These outfits kind of make me wonder where Clair was taking Rudy. I love that the costumer decided for herself, without any real indication from the script, that Clair and Rudy had somewhere fancy to be. This dress isn't anything magnificent and is maybe even too prim for Ms. Huxtable. She doesn't need to be styled this matronly. The off-white collar peeking out to overlay the wider lapel is a helpful touch, but the heavy fabric is adding too much heft. It's not that she looks bad: it's that I know she could look so much better.

Cosby Show Huxtable fashion blog 80s sitcom Cliff Bill Cosby sweater
Not good-bad. Just bad.

While I usually rave about Cliff's crazy sweaters, this one has left me cold. Beyond the bigness problem that plagued this decade, he's fallen into a color scheme that does nothing to catch the eye. Similarly, these horizontal-ish bands aren't daring enough to garner notice. His patterned pants only add to the trouble by failing to match the tan knit in the way he intended. I have to call this one a total loss.

Cosby Show Huxtable fashion blog 80s sitcom Cliff Bill Cosby sweater
He's never once pulled something out of those cargo pockets. A waste.

My favorite genre of Cosby sweater is the art sweater. You know the kind: the ones that wouldn't look out of place painted onto a canvas and hung in a frame. This is one of those, with an abstract design and unexpected palette combining to form a piece that almost looks like it isn't supposed to be worn on the body. And what is that gray thing that forms the central image on both the front and back? The devil's coffee grinder? A futuristic toilet? I'm sure it's not supposed to represent anything in particular, but my mind craves meaning! Side note: that collar isn't an undershirt, but rather a built-in mock turtleneck. I'm weirdly enjoying it. Also, I'll give him bonus points for well-selected pants.

And that, my dears, is that. These episodes that span multiple days are so draining!
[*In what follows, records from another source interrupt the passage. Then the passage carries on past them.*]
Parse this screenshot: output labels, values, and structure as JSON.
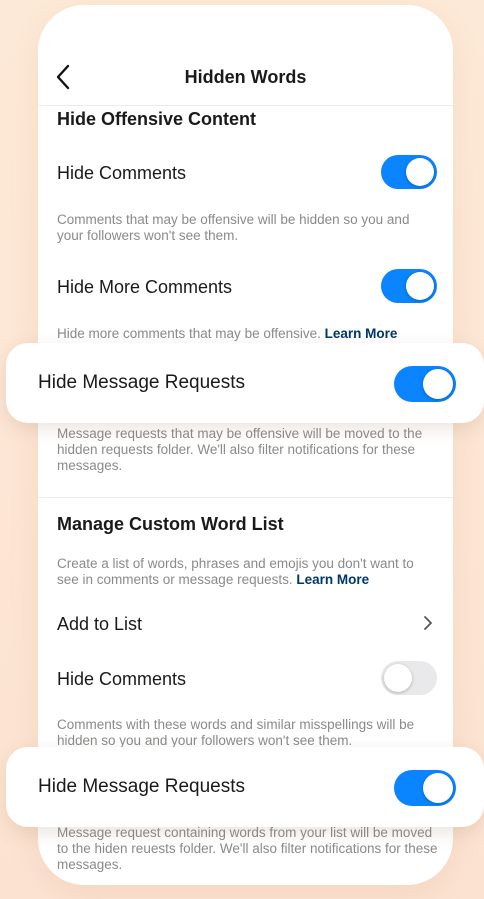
{
  "header": {
    "title": "Hidden Words"
  },
  "section1": {
    "title": "Hide Offensive Content",
    "hide_comments": {
      "label": "Hide Comments",
      "enabled": true,
      "description": "Comments that may be offensive will be hidden so you and your followers won't see them."
    },
    "hide_more_comments": {
      "label": "Hide More Comments",
      "enabled": true,
      "description": "Hide more comments that may be offensive.",
      "link": "Learn More"
    },
    "hide_message_requests": {
      "label": "Hide Message Requests",
      "enabled": true,
      "description": "Message requests that may be offensive will be moved to the hidden requests folder. We'll also filter notifications for these messages."
    }
  },
  "section2": {
    "title": "Manage Custom Word List",
    "description": "Create a list of words, phrases and emojis you don't want to see in comments or message requests.",
    "link": "Learn More",
    "add_to_list": {
      "label": "Add to List"
    },
    "hide_comments": {
      "label": "Hide Comments",
      "enabled": false,
      "description": "Comments with these words and similar misspellings will be hidden so you and your followers won't see them."
    },
    "hide_message_requests": {
      "label": "Hide Message Requests",
      "enabled": true,
      "description": "Message request containing words from your list will be moved to the hiden reuests folder. We'll also filter notifications for these messages."
    }
  },
  "colors": {
    "toggle_on": "#0a84ff",
    "toggle_off": "#e9e9eb",
    "link": "#00376b"
  },
  "icons": {
    "back": "chevron-left-icon",
    "add_to_list": "chevron-right-icon"
  }
}
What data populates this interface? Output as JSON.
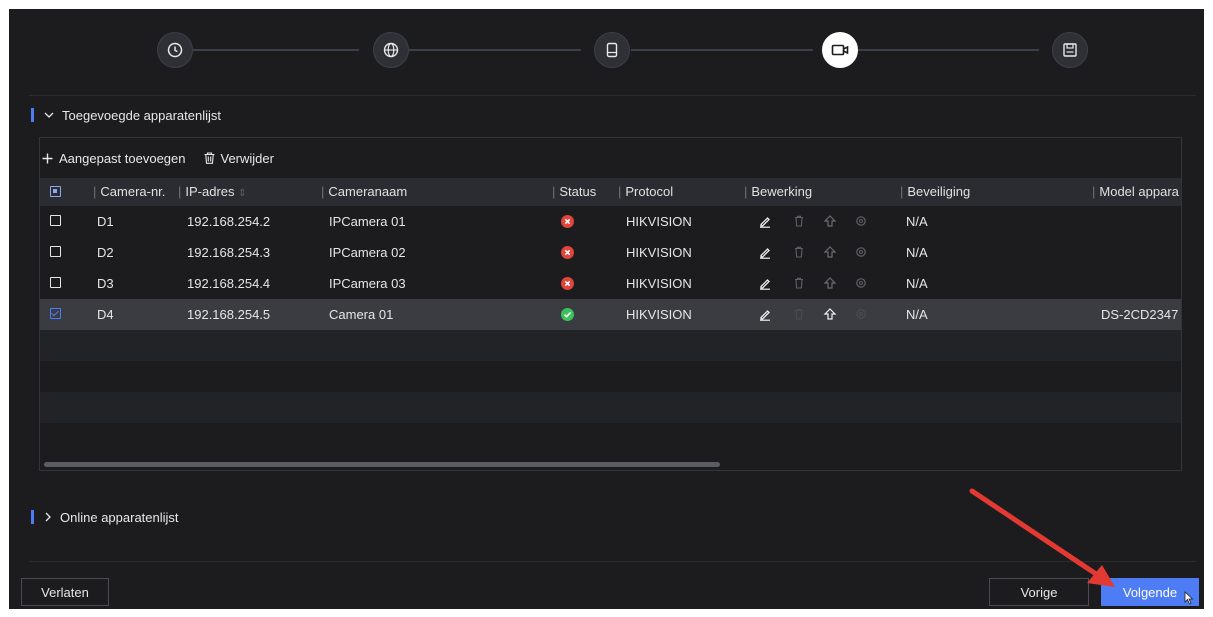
{
  "steps": [
    {
      "icon": "clock-icon",
      "active": false
    },
    {
      "icon": "globe-icon",
      "active": false
    },
    {
      "icon": "hdd-icon",
      "active": false
    },
    {
      "icon": "camera-icon",
      "active": true
    },
    {
      "icon": "save-icon",
      "active": false
    }
  ],
  "added_section": {
    "title": "Toegevoegde apparatenlijst",
    "expanded": true
  },
  "toolbar": {
    "add_label": "Aangepast toevoegen",
    "delete_label": "Verwijder"
  },
  "table": {
    "columns": {
      "camera_no": "Camera-nr.",
      "ip": "IP-adres",
      "name": "Cameranaam",
      "status": "Status",
      "protocol": "Protocol",
      "edit": "Bewerking",
      "security": "Beveiliging",
      "model": "Model appara"
    },
    "rows": [
      {
        "checked": false,
        "camera_no": "D1",
        "ip": "192.168.254.2",
        "name": "IPCamera 01",
        "status": "offline",
        "protocol": "HIKVISION",
        "security": "N/A",
        "model": ""
      },
      {
        "checked": false,
        "camera_no": "D2",
        "ip": "192.168.254.3",
        "name": "IPCamera 02",
        "status": "offline",
        "protocol": "HIKVISION",
        "security": "N/A",
        "model": ""
      },
      {
        "checked": false,
        "camera_no": "D3",
        "ip": "192.168.254.4",
        "name": "IPCamera 03",
        "status": "offline",
        "protocol": "HIKVISION",
        "security": "N/A",
        "model": ""
      },
      {
        "checked": true,
        "camera_no": "D4",
        "ip": "192.168.254.5",
        "name": "Camera 01",
        "status": "online",
        "protocol": "HIKVISION",
        "security": "N/A",
        "model": "DS-2CD2347"
      }
    ]
  },
  "online_section": {
    "title": "Online apparatenlijst",
    "expanded": false
  },
  "footer": {
    "exit_label": "Verlaten",
    "prev_label": "Vorige",
    "next_label": "Volgende"
  },
  "colors": {
    "accent": "#4d7cf5",
    "status_error": "#e0443b",
    "status_ok": "#3ec05a",
    "annotation_arrow": "#e23a33"
  }
}
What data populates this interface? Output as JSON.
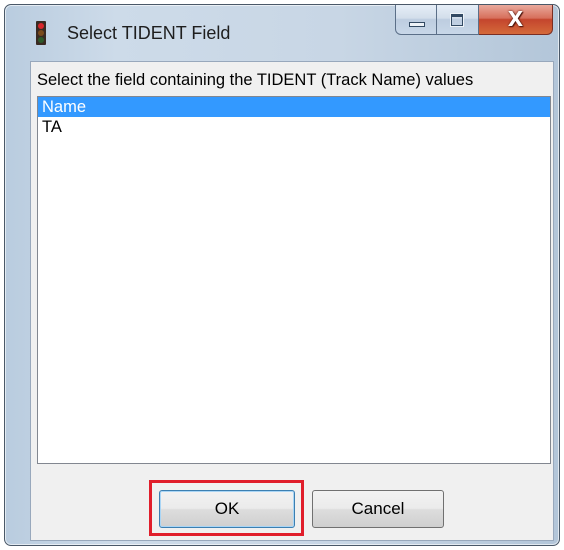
{
  "window": {
    "title": "Select TIDENT Field",
    "icon": "traffic-light-icon"
  },
  "caption_buttons": {
    "minimize_icon": "minimize-icon",
    "maximize_icon": "maximize-icon",
    "close_glyph": "X"
  },
  "dialog": {
    "prompt": "Select the field containing the TIDENT (Track Name) values",
    "fields": [
      {
        "label": "Name",
        "selected": true
      },
      {
        "label": "TA",
        "selected": false
      }
    ],
    "ok_label": "OK",
    "cancel_label": "Cancel"
  },
  "colors": {
    "selection": "#3399ff",
    "highlight_box": "#e01e2b",
    "close_button": "#c4452d"
  }
}
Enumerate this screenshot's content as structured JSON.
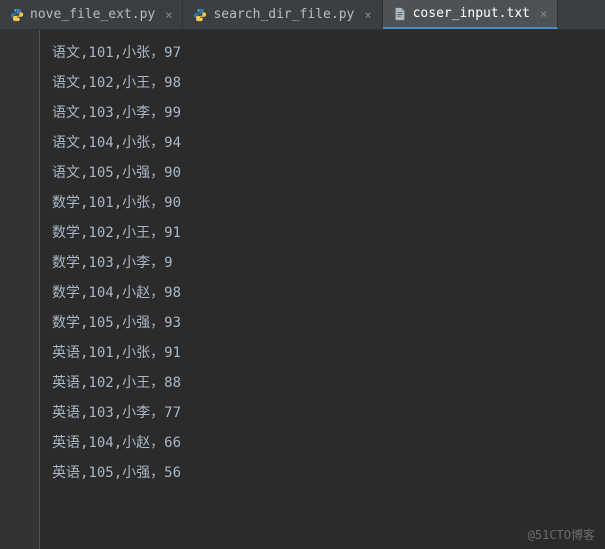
{
  "tabs": [
    {
      "label": "nove_file_ext.py",
      "type": "python",
      "active": false
    },
    {
      "label": "search_dir_file.py",
      "type": "python",
      "active": false
    },
    {
      "label": "coser_input.txt",
      "type": "text",
      "active": true
    }
  ],
  "close_glyph": "×",
  "lines": [
    "语文,101,小张，97",
    "语文,102,小王，98",
    "语文,103,小李，99",
    "语文,104,小张，94",
    "语文,105,小强，90",
    "数学,101,小张，90",
    "数学,102,小王，91",
    "数学,103,小李，9",
    "数学,104,小赵，98",
    "数学,105,小强，93",
    "英语,101,小张，91",
    "英语,102,小王，88",
    "英语,103,小李，77",
    "英语,104,小赵，66",
    "英语,105,小强，56"
  ],
  "watermark": "@51CTO博客"
}
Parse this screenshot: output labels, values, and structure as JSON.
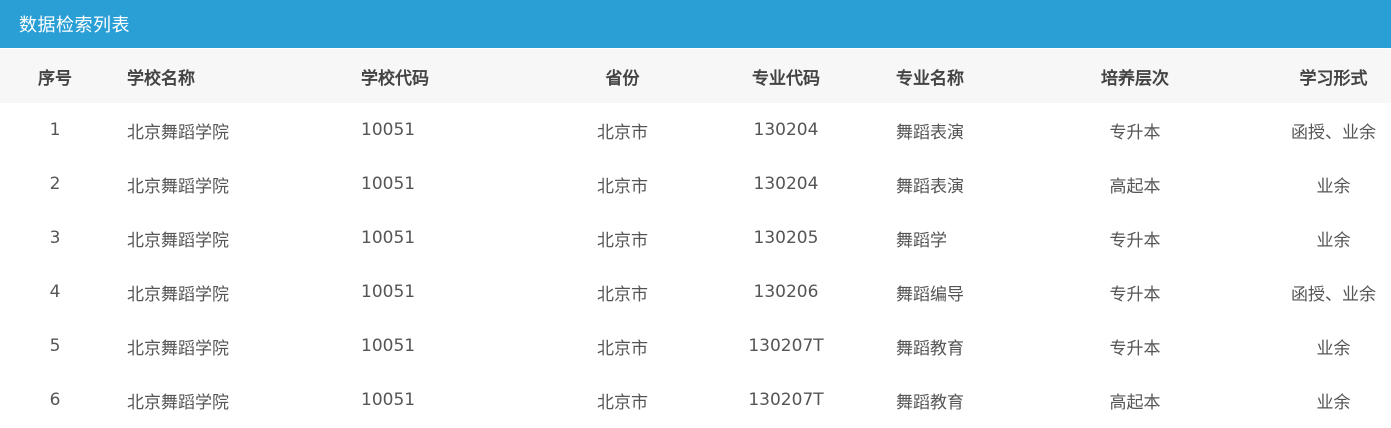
{
  "panel": {
    "title": "数据检索列表"
  },
  "columns": {
    "seq": "序号",
    "school_name": "学校名称",
    "school_code": "学校代码",
    "province": "省份",
    "major_code": "专业代码",
    "major_name": "专业名称",
    "level": "培养层次",
    "study_form": "学习形式"
  },
  "rows": [
    {
      "seq": "1",
      "school_name": "北京舞蹈学院",
      "school_code": "10051",
      "province": "北京市",
      "major_code": "130204",
      "major_name": "舞蹈表演",
      "level": "专升本",
      "study_form": "函授、业余"
    },
    {
      "seq": "2",
      "school_name": "北京舞蹈学院",
      "school_code": "10051",
      "province": "北京市",
      "major_code": "130204",
      "major_name": "舞蹈表演",
      "level": "高起本",
      "study_form": "业余"
    },
    {
      "seq": "3",
      "school_name": "北京舞蹈学院",
      "school_code": "10051",
      "province": "北京市",
      "major_code": "130205",
      "major_name": "舞蹈学",
      "level": "专升本",
      "study_form": "业余"
    },
    {
      "seq": "4",
      "school_name": "北京舞蹈学院",
      "school_code": "10051",
      "province": "北京市",
      "major_code": "130206",
      "major_name": "舞蹈编导",
      "level": "专升本",
      "study_form": "函授、业余"
    },
    {
      "seq": "5",
      "school_name": "北京舞蹈学院",
      "school_code": "10051",
      "province": "北京市",
      "major_code": "130207T",
      "major_name": "舞蹈教育",
      "level": "专升本",
      "study_form": "业余"
    },
    {
      "seq": "6",
      "school_name": "北京舞蹈学院",
      "school_code": "10051",
      "province": "北京市",
      "major_code": "130207T",
      "major_name": "舞蹈教育",
      "level": "高起本",
      "study_form": "业余"
    }
  ],
  "colors": {
    "header_bar": "#2a9fd6",
    "thead_bg": "#f7f7f7"
  }
}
Good thing I had half a bottle of wine to keep me going. It's like trail mix in its energy-instilling properties. (Don't you judge me.)